╭─ Information provided
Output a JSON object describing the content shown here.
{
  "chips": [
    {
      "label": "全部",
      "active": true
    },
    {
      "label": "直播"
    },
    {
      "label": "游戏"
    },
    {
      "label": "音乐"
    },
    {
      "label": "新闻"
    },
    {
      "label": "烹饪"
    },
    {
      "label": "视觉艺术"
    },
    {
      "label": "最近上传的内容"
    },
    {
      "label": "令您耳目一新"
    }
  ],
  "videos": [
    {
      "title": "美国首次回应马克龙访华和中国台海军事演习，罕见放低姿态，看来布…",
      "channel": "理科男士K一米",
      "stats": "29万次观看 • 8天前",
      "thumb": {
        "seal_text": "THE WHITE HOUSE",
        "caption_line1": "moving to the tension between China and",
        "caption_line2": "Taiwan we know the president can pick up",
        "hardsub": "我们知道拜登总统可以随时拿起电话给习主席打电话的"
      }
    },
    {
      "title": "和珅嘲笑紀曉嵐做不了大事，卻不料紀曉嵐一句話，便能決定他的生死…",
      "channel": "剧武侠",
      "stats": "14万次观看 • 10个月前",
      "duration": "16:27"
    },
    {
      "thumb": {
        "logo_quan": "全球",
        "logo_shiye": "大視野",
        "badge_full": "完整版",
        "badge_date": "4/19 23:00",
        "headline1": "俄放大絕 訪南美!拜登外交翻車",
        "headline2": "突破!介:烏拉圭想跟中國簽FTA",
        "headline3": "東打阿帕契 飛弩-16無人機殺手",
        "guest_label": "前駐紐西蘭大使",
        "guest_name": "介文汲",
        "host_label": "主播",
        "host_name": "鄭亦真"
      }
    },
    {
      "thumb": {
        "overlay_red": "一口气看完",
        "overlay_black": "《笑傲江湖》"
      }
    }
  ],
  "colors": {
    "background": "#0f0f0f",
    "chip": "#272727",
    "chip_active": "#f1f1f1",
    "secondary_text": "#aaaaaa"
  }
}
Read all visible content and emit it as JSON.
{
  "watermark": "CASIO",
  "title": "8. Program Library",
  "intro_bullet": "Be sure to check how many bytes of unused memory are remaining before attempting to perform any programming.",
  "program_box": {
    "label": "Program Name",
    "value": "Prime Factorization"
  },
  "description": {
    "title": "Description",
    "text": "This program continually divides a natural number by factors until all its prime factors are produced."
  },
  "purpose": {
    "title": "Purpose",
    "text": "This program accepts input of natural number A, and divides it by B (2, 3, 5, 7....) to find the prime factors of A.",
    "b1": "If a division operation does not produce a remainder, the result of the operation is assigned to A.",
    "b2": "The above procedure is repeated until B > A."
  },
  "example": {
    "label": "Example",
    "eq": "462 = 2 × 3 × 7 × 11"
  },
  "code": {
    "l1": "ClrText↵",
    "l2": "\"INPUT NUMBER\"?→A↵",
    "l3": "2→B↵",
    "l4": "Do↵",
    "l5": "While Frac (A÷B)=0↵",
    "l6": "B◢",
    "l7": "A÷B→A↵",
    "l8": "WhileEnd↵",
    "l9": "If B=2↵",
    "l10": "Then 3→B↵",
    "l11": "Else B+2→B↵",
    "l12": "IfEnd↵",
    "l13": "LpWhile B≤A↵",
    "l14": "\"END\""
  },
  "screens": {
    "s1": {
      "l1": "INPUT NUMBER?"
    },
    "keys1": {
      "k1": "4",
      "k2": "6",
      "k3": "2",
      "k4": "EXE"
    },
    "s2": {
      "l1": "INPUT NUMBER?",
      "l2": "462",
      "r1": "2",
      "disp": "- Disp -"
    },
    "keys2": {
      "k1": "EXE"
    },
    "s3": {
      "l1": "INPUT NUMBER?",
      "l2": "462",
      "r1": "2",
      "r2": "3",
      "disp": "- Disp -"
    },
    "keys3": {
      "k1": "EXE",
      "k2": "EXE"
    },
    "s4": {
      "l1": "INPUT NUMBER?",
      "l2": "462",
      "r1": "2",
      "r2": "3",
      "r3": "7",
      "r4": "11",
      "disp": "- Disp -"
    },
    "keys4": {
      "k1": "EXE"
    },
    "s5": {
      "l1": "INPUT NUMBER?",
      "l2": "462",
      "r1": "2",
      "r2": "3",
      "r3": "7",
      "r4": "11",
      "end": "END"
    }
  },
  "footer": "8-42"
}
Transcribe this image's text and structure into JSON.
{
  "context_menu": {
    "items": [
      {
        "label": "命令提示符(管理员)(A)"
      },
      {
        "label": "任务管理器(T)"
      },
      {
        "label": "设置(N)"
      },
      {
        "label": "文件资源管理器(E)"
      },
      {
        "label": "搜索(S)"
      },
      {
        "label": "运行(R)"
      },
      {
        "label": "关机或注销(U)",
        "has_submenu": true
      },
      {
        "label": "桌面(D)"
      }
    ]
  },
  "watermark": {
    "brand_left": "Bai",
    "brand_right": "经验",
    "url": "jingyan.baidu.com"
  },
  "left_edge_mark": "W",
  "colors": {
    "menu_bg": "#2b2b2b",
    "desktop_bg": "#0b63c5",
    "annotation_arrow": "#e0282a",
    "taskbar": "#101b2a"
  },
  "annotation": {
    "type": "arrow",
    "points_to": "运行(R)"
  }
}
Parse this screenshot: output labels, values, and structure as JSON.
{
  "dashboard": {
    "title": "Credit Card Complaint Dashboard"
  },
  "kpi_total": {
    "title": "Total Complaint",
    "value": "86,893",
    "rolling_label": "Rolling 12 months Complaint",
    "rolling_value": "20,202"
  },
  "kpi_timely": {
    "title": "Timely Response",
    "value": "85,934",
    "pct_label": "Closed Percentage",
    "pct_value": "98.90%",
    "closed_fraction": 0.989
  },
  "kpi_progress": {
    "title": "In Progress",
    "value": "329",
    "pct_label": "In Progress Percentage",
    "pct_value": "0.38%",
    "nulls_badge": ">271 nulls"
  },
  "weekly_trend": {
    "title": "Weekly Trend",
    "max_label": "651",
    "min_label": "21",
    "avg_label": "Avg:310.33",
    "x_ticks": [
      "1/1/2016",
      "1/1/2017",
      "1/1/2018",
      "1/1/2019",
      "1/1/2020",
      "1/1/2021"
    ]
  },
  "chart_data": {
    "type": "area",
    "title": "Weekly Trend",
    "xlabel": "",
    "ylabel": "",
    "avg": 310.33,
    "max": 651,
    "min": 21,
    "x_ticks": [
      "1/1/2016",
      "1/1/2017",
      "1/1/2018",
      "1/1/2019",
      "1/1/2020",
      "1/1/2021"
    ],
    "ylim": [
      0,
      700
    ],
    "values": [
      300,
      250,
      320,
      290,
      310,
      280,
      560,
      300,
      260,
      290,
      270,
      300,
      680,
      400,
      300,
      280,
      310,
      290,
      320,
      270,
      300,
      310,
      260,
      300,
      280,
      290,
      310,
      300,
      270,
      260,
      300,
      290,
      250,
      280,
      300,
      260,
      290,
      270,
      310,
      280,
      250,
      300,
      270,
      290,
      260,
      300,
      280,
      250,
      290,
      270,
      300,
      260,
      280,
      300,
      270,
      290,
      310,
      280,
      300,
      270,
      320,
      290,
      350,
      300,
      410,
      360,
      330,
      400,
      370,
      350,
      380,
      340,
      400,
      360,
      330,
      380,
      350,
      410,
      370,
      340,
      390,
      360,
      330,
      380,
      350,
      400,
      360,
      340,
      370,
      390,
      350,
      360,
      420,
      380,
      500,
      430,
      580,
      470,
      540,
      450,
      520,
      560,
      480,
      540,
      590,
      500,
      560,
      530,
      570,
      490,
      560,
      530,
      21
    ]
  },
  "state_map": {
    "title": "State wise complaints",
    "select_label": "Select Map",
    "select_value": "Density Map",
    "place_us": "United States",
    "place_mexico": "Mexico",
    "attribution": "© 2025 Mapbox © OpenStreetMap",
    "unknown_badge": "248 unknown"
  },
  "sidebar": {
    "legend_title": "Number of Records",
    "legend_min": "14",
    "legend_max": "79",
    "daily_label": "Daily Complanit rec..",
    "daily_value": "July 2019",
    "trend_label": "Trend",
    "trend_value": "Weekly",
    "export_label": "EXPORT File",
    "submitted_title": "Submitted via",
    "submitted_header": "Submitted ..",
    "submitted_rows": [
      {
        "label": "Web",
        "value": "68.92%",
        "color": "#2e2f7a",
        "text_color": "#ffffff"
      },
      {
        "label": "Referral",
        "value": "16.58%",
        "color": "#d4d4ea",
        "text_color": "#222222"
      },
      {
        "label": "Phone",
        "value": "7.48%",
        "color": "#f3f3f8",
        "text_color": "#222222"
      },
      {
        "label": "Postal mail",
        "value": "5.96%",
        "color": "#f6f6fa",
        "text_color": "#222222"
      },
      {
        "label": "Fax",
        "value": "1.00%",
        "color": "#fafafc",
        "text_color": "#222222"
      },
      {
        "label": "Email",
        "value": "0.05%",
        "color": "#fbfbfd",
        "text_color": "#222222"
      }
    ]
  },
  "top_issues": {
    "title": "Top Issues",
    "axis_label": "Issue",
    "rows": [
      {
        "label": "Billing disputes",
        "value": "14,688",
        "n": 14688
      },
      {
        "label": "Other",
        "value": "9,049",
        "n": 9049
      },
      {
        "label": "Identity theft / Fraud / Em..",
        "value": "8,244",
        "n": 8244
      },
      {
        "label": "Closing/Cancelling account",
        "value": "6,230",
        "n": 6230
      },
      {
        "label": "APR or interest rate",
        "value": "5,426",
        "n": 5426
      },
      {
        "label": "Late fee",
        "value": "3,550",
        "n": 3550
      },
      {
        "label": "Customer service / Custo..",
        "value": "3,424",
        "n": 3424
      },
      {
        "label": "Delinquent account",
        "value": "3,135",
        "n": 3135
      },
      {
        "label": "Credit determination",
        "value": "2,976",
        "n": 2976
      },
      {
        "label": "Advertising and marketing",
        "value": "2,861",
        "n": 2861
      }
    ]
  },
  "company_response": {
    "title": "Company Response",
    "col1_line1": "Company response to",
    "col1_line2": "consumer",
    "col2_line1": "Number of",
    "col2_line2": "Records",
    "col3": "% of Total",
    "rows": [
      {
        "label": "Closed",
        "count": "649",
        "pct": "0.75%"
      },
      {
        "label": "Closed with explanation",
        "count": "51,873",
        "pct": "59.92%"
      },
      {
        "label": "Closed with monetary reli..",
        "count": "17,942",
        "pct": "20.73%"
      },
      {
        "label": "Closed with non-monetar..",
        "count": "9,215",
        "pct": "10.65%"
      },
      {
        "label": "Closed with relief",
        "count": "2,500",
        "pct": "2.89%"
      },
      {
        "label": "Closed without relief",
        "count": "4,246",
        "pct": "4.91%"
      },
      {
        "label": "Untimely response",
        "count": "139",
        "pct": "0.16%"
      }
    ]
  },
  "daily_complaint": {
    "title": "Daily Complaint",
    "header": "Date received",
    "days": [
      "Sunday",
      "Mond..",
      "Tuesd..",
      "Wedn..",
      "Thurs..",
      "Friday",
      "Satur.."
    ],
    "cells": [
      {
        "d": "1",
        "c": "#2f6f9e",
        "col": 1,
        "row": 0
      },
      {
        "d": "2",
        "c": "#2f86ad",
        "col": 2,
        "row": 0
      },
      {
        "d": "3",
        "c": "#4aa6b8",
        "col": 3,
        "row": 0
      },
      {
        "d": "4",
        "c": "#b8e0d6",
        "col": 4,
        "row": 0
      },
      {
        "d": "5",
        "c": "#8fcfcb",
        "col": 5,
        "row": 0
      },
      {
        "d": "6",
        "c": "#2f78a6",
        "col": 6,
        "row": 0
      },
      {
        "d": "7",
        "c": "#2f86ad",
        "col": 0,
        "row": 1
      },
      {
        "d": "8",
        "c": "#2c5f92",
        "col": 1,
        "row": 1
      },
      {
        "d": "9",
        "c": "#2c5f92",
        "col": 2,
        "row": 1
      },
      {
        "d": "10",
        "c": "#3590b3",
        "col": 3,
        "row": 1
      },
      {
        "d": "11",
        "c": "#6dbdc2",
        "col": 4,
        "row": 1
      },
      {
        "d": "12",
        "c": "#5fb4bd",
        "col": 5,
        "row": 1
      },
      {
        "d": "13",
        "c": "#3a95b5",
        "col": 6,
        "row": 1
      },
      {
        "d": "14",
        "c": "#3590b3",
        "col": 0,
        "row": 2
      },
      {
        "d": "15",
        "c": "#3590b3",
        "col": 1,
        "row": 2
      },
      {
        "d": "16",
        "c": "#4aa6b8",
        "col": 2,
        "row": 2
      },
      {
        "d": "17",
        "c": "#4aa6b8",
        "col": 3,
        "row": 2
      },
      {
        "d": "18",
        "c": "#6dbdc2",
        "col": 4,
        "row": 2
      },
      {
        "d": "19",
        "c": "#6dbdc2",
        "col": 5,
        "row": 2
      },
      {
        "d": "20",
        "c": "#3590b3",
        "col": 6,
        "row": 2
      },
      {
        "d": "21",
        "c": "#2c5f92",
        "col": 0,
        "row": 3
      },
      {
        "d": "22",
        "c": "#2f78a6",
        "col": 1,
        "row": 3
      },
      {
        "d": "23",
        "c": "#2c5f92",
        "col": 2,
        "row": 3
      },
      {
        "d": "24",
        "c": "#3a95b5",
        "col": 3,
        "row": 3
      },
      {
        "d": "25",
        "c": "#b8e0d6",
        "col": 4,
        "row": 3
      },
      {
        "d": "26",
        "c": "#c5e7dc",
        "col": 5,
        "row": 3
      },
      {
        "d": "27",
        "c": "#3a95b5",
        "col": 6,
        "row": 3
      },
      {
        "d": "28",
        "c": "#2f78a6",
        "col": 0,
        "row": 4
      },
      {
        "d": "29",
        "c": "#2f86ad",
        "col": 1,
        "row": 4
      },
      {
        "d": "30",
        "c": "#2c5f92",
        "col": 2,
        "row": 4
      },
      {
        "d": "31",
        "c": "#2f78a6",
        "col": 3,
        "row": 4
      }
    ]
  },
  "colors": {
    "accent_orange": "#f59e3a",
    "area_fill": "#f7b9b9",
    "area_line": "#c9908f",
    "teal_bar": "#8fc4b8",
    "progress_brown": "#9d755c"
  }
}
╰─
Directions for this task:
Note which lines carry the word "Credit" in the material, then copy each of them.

Written answer:
    "title": "Credit Card Complaint Dashboard"
        "label": "Credit determination",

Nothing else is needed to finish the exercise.